Task description :: Every line of the material must be copied exactly.

++++++++++

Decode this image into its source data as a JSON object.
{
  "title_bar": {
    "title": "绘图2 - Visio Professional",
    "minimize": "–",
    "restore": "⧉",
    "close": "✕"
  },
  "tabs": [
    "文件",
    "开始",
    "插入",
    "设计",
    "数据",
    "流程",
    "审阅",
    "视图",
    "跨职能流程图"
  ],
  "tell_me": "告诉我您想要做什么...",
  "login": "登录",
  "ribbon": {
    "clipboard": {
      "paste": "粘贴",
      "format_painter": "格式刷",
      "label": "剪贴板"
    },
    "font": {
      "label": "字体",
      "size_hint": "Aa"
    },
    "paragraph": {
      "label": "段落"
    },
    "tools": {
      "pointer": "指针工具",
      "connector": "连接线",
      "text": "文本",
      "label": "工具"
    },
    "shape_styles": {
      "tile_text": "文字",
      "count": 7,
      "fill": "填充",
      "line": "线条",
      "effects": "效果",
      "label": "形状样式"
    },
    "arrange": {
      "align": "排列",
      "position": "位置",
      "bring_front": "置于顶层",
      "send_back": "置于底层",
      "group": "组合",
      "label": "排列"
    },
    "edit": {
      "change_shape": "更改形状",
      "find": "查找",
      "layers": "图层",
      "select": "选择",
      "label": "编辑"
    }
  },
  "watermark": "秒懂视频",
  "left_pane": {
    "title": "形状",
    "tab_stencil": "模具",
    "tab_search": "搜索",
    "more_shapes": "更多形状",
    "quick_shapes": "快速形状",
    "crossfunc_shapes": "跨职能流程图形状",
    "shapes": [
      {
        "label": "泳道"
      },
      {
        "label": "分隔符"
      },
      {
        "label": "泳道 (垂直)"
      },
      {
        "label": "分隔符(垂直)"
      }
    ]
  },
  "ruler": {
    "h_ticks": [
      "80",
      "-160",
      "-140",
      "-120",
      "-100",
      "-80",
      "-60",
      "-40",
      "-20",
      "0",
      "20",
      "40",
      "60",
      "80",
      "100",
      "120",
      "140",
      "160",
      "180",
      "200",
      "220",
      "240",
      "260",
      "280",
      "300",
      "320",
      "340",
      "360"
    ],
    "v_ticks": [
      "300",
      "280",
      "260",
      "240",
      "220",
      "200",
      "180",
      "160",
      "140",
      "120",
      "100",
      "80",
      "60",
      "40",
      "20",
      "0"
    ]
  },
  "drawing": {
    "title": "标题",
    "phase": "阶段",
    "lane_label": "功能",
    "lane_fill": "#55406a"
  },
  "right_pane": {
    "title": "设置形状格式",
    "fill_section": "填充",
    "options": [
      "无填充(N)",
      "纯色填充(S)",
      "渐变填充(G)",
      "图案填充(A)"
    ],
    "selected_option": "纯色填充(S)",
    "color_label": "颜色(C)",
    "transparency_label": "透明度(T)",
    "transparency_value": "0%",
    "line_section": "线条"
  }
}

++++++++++

Result of this task ::
Decode this image into its source data as a JSON object.
{
  "title_bar": {
    "title": "绘图2 - Visio Professional",
    "minimize": "–",
    "restore": "⧉",
    "close": "✕"
  },
  "tabs": [
    "文件",
    "开始",
    "插入",
    "设计",
    "数据",
    "流程",
    "审阅",
    "视图",
    "跨职能流程图"
  ],
  "tell_me": "告诉我您想要做什么...",
  "login": "登录",
  "ribbon": {
    "clipboard": {
      "paste": "粘贴",
      "format_painter": "格式刷",
      "label": "剪贴板"
    },
    "font": {
      "label": "字体",
      "size_hint": "Aa"
    },
    "paragraph": {
      "label": "段落"
    },
    "tools": {
      "pointer": "指针工具",
      "connector": "连接线",
      "text": "文本",
      "label": "工具"
    },
    "shape_styles": {
      "tile_text": "文字",
      "count": 7,
      "fill": "填充",
      "line": "线条",
      "effects": "效果",
      "label": "形状样式"
    },
    "arrange": {
      "align": "排列",
      "position": "位置",
      "bring_front": "置于顶层",
      "send_back": "置于底层",
      "group": "组合",
      "label": "排列"
    },
    "edit": {
      "change_shape": "更改形状",
      "find": "查找",
      "layers": "图层",
      "select": "选择",
      "label": "编辑"
    }
  },
  "watermark": "秒懂视频",
  "left_pane": {
    "title": "形状",
    "tab_stencil": "模具",
    "tab_search": "搜索",
    "more_shapes": "更多形状",
    "quick_shapes": "快速形状",
    "crossfunc_shapes": "跨职能流程图形状",
    "shapes": [
      {
        "label": "泳道"
      },
      {
        "label": "分隔符"
      },
      {
        "label": "泳道 (垂直)"
      },
      {
        "label": "分隔符(垂直)"
      }
    ]
  },
  "ruler": {
    "h_ticks": [
      "80",
      "-160",
      "-140",
      "-120",
      "-100",
      "-80",
      "-60",
      "-40",
      "-20",
      "0",
      "20",
      "40",
      "60",
      "80",
      "100",
      "120",
      "140",
      "160",
      "180",
      "200",
      "220",
      "240",
      "260",
      "280",
      "300",
      "320",
      "340",
      "360"
    ],
    "v_ticks": [
      "300",
      "280",
      "260",
      "240",
      "220",
      "200",
      "180",
      "160",
      "140",
      "120",
      "100",
      "80",
      "60",
      "40",
      "20",
      "0"
    ]
  },
  "drawing": {
    "title": "标题",
    "phase": "阶段",
    "lane_label": "功能",
    "lane_fill": "#55406a"
  },
  "right_pane": {
    "title": "设置形状格式",
    "fill_section": "填充",
    "options": [
      "无填充(N)",
      "纯色填充(S)",
      "渐变填充(G)",
      "图案填充(A)"
    ],
    "selected_option": "纯色填充(S)",
    "color_label": "颜色(C)",
    "transparency_label": "透明度(T)",
    "transparency_value": "0%",
    "line_section": "线条"
  }
}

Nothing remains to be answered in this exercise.